November 13–14, 2015
Visualizing Dunhuang
4 00 pm
6 00 pm
McCosh 50
9 30 am
5 30 pm
McCosh 50
Organized by the P.Y. and Kinmay W. Tang Center for East Asian Art with the Princeton University Art Museum. The symposium is made possible by major funding from the Henry Luce Foundation, with additional support from the Dunhuang Foundation; and from the Buddhist Studies Workshop, the Program in East Asian Studies, and the Department of Art and Archaeology at Princeton University.

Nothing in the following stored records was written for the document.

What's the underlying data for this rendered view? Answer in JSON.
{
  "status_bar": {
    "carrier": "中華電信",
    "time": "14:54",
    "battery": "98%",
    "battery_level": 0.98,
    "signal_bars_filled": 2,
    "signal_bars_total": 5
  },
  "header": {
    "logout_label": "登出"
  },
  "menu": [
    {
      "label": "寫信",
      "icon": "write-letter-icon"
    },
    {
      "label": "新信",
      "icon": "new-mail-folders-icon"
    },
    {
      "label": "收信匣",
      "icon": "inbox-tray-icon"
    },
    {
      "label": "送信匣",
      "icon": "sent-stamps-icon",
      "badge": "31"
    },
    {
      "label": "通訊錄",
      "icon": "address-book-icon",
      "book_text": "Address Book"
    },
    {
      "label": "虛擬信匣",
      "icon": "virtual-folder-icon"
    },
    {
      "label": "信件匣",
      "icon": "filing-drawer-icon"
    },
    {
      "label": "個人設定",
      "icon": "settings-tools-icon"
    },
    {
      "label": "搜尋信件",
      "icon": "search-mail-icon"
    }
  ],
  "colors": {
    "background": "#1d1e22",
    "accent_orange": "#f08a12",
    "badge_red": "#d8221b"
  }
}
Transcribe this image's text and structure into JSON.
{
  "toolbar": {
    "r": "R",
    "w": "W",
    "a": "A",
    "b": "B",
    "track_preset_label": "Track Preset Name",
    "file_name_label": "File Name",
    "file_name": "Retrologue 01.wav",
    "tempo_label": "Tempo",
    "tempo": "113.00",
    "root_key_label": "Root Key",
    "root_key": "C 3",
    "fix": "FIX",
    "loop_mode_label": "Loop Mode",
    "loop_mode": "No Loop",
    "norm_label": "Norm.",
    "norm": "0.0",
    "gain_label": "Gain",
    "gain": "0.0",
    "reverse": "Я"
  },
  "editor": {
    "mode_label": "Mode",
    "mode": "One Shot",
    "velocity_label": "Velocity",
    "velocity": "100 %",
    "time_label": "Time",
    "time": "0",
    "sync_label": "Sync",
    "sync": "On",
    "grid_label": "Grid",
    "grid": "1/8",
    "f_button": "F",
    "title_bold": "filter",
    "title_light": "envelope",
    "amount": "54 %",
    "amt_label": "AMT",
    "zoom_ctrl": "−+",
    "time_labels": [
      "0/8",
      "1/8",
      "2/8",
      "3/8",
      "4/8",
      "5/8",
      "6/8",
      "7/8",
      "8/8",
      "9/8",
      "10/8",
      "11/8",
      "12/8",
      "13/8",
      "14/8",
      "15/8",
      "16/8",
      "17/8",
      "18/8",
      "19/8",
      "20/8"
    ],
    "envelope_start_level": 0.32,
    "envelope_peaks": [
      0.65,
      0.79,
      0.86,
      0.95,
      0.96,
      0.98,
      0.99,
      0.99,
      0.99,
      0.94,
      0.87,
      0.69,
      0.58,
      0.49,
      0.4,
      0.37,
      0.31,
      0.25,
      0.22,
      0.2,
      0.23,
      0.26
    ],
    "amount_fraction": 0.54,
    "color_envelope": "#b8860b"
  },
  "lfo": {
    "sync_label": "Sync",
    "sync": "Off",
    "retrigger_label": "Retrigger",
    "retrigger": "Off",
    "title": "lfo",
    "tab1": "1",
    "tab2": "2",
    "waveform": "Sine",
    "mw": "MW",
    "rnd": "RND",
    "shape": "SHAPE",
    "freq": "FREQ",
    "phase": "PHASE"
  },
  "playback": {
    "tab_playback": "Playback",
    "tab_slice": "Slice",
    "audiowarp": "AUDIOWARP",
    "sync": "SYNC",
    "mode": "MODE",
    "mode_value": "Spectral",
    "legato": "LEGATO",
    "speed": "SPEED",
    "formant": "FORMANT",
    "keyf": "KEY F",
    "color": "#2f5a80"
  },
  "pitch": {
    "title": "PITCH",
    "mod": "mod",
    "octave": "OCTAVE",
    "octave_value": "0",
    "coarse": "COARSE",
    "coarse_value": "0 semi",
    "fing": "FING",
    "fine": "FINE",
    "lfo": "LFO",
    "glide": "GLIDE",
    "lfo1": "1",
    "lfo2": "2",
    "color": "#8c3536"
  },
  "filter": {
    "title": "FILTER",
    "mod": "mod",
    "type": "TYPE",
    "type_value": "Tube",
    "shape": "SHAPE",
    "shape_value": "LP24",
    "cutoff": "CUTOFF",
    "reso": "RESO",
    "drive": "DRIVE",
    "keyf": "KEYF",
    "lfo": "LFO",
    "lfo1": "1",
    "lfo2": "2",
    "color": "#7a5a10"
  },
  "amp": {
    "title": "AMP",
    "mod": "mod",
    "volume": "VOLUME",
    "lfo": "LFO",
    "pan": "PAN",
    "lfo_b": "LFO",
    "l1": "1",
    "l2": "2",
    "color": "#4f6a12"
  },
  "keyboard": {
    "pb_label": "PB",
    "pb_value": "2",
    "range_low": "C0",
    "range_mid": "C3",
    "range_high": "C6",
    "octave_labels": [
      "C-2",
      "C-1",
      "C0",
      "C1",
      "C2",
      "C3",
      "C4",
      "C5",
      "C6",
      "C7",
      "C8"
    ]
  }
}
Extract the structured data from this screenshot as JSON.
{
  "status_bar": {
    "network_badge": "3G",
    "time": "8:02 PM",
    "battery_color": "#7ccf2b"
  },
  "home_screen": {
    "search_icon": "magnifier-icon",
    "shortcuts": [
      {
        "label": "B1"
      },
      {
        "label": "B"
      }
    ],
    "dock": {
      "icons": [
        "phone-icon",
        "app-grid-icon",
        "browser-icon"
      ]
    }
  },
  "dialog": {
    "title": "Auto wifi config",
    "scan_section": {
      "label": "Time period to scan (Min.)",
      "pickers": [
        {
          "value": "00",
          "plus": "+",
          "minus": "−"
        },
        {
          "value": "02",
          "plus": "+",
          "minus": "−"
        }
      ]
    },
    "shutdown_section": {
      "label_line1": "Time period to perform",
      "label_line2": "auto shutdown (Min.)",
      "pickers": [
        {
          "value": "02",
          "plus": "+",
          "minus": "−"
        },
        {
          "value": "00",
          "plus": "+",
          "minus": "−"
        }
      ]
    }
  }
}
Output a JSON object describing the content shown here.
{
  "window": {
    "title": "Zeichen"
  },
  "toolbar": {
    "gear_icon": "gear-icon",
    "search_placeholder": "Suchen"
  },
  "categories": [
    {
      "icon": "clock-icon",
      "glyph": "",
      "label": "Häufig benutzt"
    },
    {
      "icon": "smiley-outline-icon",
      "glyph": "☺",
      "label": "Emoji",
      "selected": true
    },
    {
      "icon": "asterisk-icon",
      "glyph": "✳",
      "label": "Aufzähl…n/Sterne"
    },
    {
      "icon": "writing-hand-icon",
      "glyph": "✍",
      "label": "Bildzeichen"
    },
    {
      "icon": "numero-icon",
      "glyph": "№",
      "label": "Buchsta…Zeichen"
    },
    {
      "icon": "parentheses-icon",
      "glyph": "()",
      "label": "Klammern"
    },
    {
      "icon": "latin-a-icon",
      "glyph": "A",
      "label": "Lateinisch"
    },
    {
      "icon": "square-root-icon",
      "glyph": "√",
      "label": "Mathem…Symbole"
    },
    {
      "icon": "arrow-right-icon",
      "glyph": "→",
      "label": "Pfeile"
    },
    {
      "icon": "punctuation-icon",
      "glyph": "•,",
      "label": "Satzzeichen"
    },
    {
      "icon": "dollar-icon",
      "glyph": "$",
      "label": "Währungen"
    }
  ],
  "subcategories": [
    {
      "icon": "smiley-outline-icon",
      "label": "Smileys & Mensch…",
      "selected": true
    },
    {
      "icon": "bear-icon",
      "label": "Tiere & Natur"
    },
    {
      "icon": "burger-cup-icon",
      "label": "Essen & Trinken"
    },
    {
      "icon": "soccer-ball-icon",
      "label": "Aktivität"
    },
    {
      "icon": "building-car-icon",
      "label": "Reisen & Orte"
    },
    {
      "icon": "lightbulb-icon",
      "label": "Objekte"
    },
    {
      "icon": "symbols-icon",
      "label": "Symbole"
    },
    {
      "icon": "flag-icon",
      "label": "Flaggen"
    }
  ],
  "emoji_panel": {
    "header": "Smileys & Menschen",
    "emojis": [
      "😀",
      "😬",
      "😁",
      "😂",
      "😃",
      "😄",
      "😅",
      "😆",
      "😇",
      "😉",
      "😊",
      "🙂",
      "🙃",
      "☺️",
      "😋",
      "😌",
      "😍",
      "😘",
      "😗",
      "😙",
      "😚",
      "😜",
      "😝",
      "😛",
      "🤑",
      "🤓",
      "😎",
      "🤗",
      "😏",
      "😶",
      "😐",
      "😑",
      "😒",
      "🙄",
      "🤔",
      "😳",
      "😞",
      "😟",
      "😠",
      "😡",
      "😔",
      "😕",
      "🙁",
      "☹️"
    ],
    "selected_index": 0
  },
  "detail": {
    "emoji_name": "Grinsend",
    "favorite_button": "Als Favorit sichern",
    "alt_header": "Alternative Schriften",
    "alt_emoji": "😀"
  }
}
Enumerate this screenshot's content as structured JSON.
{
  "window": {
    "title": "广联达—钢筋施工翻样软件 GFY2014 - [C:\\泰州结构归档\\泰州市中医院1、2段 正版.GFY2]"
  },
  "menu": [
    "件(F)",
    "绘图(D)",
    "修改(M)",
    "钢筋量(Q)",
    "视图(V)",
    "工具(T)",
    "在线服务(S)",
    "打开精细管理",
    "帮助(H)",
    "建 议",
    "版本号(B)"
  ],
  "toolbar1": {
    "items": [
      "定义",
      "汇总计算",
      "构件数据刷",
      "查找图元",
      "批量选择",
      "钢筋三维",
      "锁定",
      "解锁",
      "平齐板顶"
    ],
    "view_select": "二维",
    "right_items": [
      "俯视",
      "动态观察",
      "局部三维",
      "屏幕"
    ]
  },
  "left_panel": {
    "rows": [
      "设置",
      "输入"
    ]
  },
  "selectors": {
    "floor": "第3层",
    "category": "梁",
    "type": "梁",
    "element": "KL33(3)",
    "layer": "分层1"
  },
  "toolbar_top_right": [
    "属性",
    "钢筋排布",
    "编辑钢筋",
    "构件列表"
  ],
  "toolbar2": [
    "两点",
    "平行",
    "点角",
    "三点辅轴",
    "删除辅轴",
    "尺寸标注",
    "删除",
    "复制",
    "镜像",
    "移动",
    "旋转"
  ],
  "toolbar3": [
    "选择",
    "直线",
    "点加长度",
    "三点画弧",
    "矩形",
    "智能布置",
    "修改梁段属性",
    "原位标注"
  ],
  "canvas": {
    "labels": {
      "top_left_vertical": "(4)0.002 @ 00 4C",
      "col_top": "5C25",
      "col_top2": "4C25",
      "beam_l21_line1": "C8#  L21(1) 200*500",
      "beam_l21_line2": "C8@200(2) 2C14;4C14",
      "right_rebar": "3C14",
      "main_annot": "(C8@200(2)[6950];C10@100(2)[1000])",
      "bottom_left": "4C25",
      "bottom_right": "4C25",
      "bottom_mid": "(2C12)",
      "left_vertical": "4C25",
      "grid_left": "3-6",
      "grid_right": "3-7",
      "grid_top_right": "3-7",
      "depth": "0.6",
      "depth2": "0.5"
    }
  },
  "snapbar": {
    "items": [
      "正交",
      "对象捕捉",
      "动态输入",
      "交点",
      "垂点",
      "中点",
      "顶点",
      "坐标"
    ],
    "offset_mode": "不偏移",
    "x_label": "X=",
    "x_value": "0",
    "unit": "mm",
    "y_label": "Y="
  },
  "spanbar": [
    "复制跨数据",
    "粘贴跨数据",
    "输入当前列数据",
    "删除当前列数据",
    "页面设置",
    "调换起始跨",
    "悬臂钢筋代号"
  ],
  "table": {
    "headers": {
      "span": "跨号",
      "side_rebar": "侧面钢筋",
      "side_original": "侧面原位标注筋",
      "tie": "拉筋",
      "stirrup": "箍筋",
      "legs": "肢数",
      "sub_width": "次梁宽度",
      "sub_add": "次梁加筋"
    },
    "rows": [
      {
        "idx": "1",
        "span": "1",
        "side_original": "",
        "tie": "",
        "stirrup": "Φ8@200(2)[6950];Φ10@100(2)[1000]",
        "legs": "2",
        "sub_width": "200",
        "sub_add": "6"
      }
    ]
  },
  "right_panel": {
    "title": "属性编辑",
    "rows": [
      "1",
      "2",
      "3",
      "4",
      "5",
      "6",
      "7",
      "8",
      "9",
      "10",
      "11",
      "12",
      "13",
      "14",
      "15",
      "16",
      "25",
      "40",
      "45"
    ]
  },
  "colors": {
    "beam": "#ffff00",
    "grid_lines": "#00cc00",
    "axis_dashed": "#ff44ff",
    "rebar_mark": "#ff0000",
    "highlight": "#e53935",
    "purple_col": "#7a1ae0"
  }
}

Located at the crossroads of the northern and southern routes of the ancient Silk Road on the edge of the Taklamakan desert in western China, Dunhuang is one of the richest Buddhist sites in China with nearly 500 cave temples constructed between the fourth and the fourteenth century. The sculptures, murals, portable paintings, and manuscripts found in the caves represent almost every aspect of Buddhism, both doctrinally and artistically. From its earliest construction to the present, Dunhuang has been visualized in many ways by the architects, builders, and artists who made the caves to twentieth-century explorers and photographers, conservators, and contemporary artists. This symposium will explore ways in which Dunhuang has been visualized from its creation to contemporary times.